[Opening EXTRACTED DATA section]
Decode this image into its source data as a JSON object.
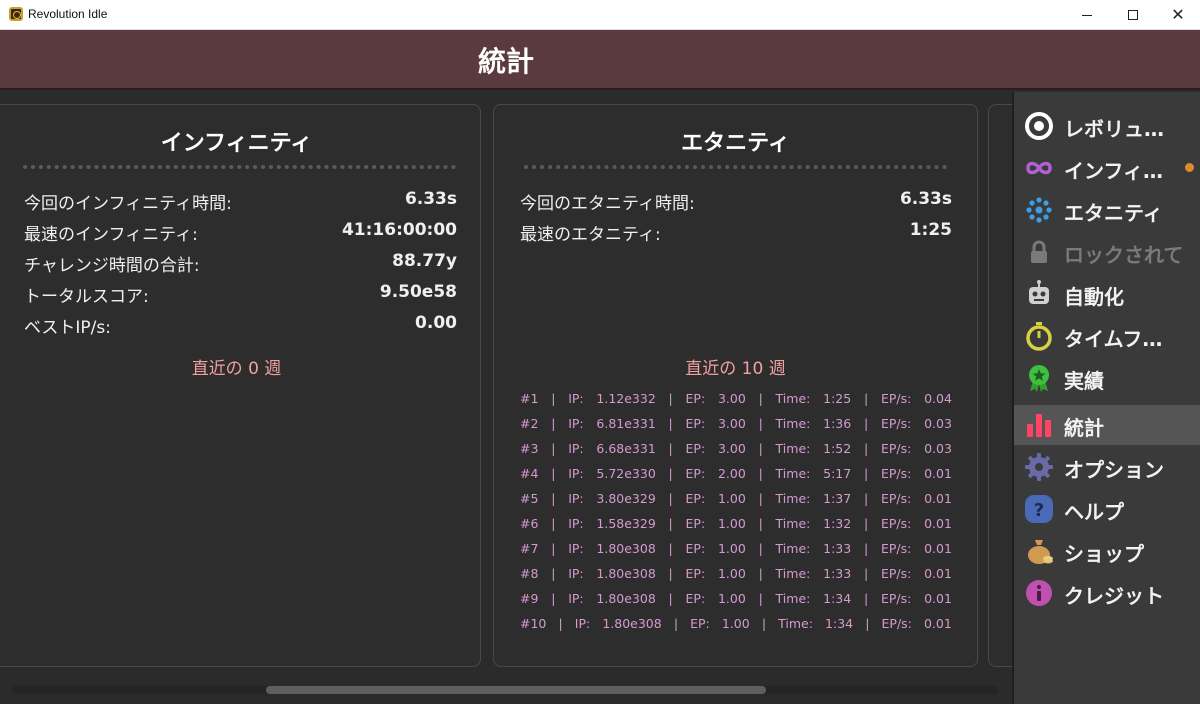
{
  "window": {
    "title": "Revolution Idle",
    "minimize_glyph": "",
    "close_glyph": "✕"
  },
  "header": {
    "title": "統計"
  },
  "infinity": {
    "title": "インフィニティ",
    "stats": [
      {
        "label": "今回のインフィニティ時間:",
        "value": "6.33s"
      },
      {
        "label": "最速のインフィニティ:",
        "value": "41:16:00:00"
      },
      {
        "label": "チャレンジ時間の合計:",
        "value": "88.77y"
      },
      {
        "label": "トータルスコア:",
        "value": "9.50e58"
      },
      {
        "label": "ベストIP/s:",
        "value": "0.00"
      }
    ],
    "recent_heading": "直近の 0 週"
  },
  "eternity": {
    "title": "エタニティ",
    "stats": [
      {
        "label": "今回のエタニティ時間:",
        "value": "6.33s"
      },
      {
        "label": "最速のエタニティ:",
        "value": "1:25"
      }
    ],
    "recent_heading": "直近の 10 週",
    "runs": [
      {
        "id": "#1",
        "ip": "IP:",
        "ip_val": "1.12e332",
        "ep": "EP:",
        "ep_val": "3.00",
        "time": "Time:",
        "time_val": "1:25",
        "eps": "EP/s:",
        "eps_val": "0.04"
      },
      {
        "id": "#2",
        "ip": "IP:",
        "ip_val": "6.81e331",
        "ep": "EP:",
        "ep_val": "3.00",
        "time": "Time:",
        "time_val": "1:36",
        "eps": "EP/s:",
        "eps_val": "0.03"
      },
      {
        "id": "#3",
        "ip": "IP:",
        "ip_val": "6.68e331",
        "ep": "EP:",
        "ep_val": "3.00",
        "time": "Time:",
        "time_val": "1:52",
        "eps": "EP/s:",
        "eps_val": "0.03"
      },
      {
        "id": "#4",
        "ip": "IP:",
        "ip_val": "5.72e330",
        "ep": "EP:",
        "ep_val": "2.00",
        "time": "Time:",
        "time_val": "5:17",
        "eps": "EP/s:",
        "eps_val": "0.01"
      },
      {
        "id": "#5",
        "ip": "IP:",
        "ip_val": "3.80e329",
        "ep": "EP:",
        "ep_val": "1.00",
        "time": "Time:",
        "time_val": "1:37",
        "eps": "EP/s:",
        "eps_val": "0.01"
      },
      {
        "id": "#6",
        "ip": "IP:",
        "ip_val": "1.58e329",
        "ep": "EP:",
        "ep_val": "1.00",
        "time": "Time:",
        "time_val": "1:32",
        "eps": "EP/s:",
        "eps_val": "0.01"
      },
      {
        "id": "#7",
        "ip": "IP:",
        "ip_val": "1.80e308",
        "ep": "EP:",
        "ep_val": "1.00",
        "time": "Time:",
        "time_val": "1:33",
        "eps": "EP/s:",
        "eps_val": "0.01"
      },
      {
        "id": "#8",
        "ip": "IP:",
        "ip_val": "1.80e308",
        "ep": "EP:",
        "ep_val": "1.00",
        "time": "Time:",
        "time_val": "1:33",
        "eps": "EP/s:",
        "eps_val": "0.01"
      },
      {
        "id": "#9",
        "ip": "IP:",
        "ip_val": "1.80e308",
        "ep": "EP:",
        "ep_val": "1.00",
        "time": "Time:",
        "time_val": "1:34",
        "eps": "EP/s:",
        "eps_val": "0.01"
      },
      {
        "id": "#10",
        "ip": "IP:",
        "ip_val": "1.80e308",
        "ep": "EP:",
        "ep_val": "1.00",
        "time": "Time:",
        "time_val": "1:34",
        "eps": "EP/s:",
        "eps_val": "0.01"
      }
    ],
    "separator": "|"
  },
  "sidebar": {
    "items": [
      {
        "label": "レボリュ…",
        "icon": "revolution-icon",
        "color": "#ffffff"
      },
      {
        "label": "インフィ…",
        "icon": "infinity-icon",
        "color": "#b060d0",
        "notify": true
      },
      {
        "label": "エタニティ",
        "icon": "eternity-icon",
        "color": "#3a9ee8"
      },
      {
        "label": "ロックされて",
        "icon": "lock-icon",
        "color": "#7a7a7a",
        "locked": true
      },
      {
        "label": "自動化",
        "icon": "robot-icon",
        "color": "#d0d0d0"
      },
      {
        "label": "タイムフ…",
        "icon": "stopwatch-icon",
        "color": "#d8d040"
      },
      {
        "label": "実績",
        "icon": "achievement-icon",
        "color": "#40c040"
      },
      {
        "label": "統計",
        "icon": "statistics-icon",
        "color": "#ff4466",
        "active": true
      },
      {
        "label": "オプション",
        "icon": "gear-icon",
        "color": "#6a6aa8"
      },
      {
        "label": "ヘルプ",
        "icon": "help-icon",
        "color": "#4a6ab8"
      },
      {
        "label": "ショップ",
        "icon": "money-bag-icon",
        "color": "#d09a50"
      },
      {
        "label": "クレジット",
        "icon": "info-icon",
        "color": "#c050b0"
      }
    ]
  }
}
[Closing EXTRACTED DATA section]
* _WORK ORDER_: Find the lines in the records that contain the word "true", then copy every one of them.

* _OUTPUT OF THE EXERCISE_:
        "notify": true
        "locked": true
        "active": true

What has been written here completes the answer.